Both companies have opportunities to move higher if cost containment can outpace the risk of higher utilization and lower reimbursement. But its not just Medicare that offers these two an opportunity for growth. The two also benefit from Medicaid.
United pulled in more than $18 billion last year from Medicaid products, up 11% from 2012. And Humana's Medicaid membership grew 64% last year thanks to new products in Kentucky and Florida. Since Medicaid enrollment is increasing thanks to Obamacare, sales from related products should improve this year too.
Fools should keep a close eye on quarterly enrollment growth and operating margin the next couple quarters to see if these companies are outpacing forecasts. Investors should also pay close attention to April 7th, because that's when Medicare releases its final reimbursement rates for Advantage plans. If final cuts are closer to 7%, Humana will likely suffer more than United; however, if rate cuts are less, Humana may benefit.

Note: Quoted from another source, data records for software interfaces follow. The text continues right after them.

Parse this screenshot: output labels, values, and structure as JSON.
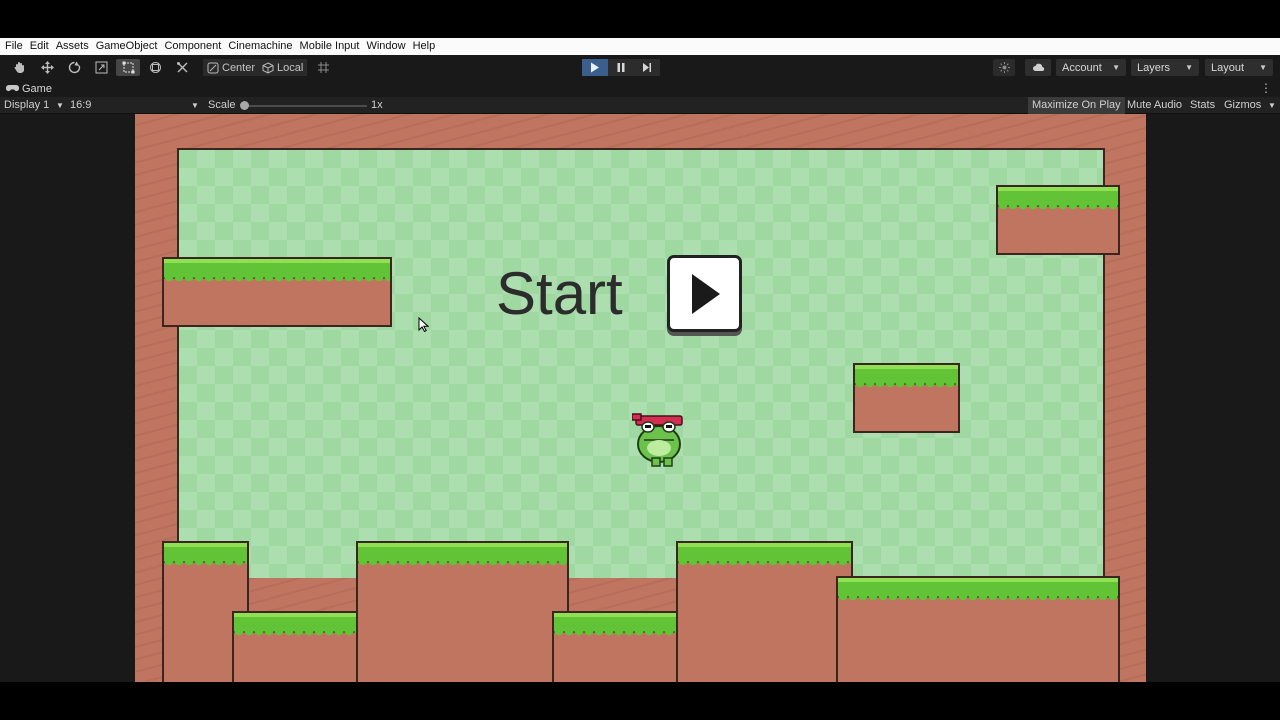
{
  "menu": [
    "File",
    "Edit",
    "Assets",
    "GameObject",
    "Component",
    "Cinemachine",
    "Mobile Input",
    "Window",
    "Help"
  ],
  "toolbar": {
    "tools": [
      "hand-icon",
      "move-icon",
      "rotate-icon",
      "scale-icon",
      "rect-tool-icon",
      "transform-icon",
      "custom-tool-icon"
    ],
    "pivot_center": "Center",
    "pivot_local": "Local",
    "play_state": "playing",
    "account": "Account",
    "layers": "Layers",
    "layout": "Layout",
    "accent": "#3a5f8c"
  },
  "game_tab": {
    "label": "Game"
  },
  "game_bar": {
    "display": "Display 1",
    "aspect": "16:9",
    "scale_label": "Scale",
    "scale_value": "1x",
    "maximize": "Maximize On Play",
    "mute": "Mute Audio",
    "stats": "Stats",
    "gizmos": "Gizmos"
  },
  "game": {
    "start_text": "Start",
    "start_button_icon": "play-triangle-icon",
    "player": "ninja-frog-sprite",
    "colors": {
      "wall": "#bf7560",
      "background": "#a0d8a2",
      "grass": "#63c336"
    }
  }
}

Todd Campbell has no position in any stocks mentioned. Todd owns E.B. Capital Markets, LLC. E.B. Capital's clients may or may not have positions in the companies mentioned. Todd owns Gundalow Advisor's, LLC. Gundalow's clients do not have positions in the companies mentioned. The Motley Fool recommends UnitedHealth Group. Try any of our Foolish newsletter services free for 30 days. We Fools may not all hold the same opinions, but we all believe that considering a diverse range of insights makes us better investors. The Motley Fool has a disclosure policy.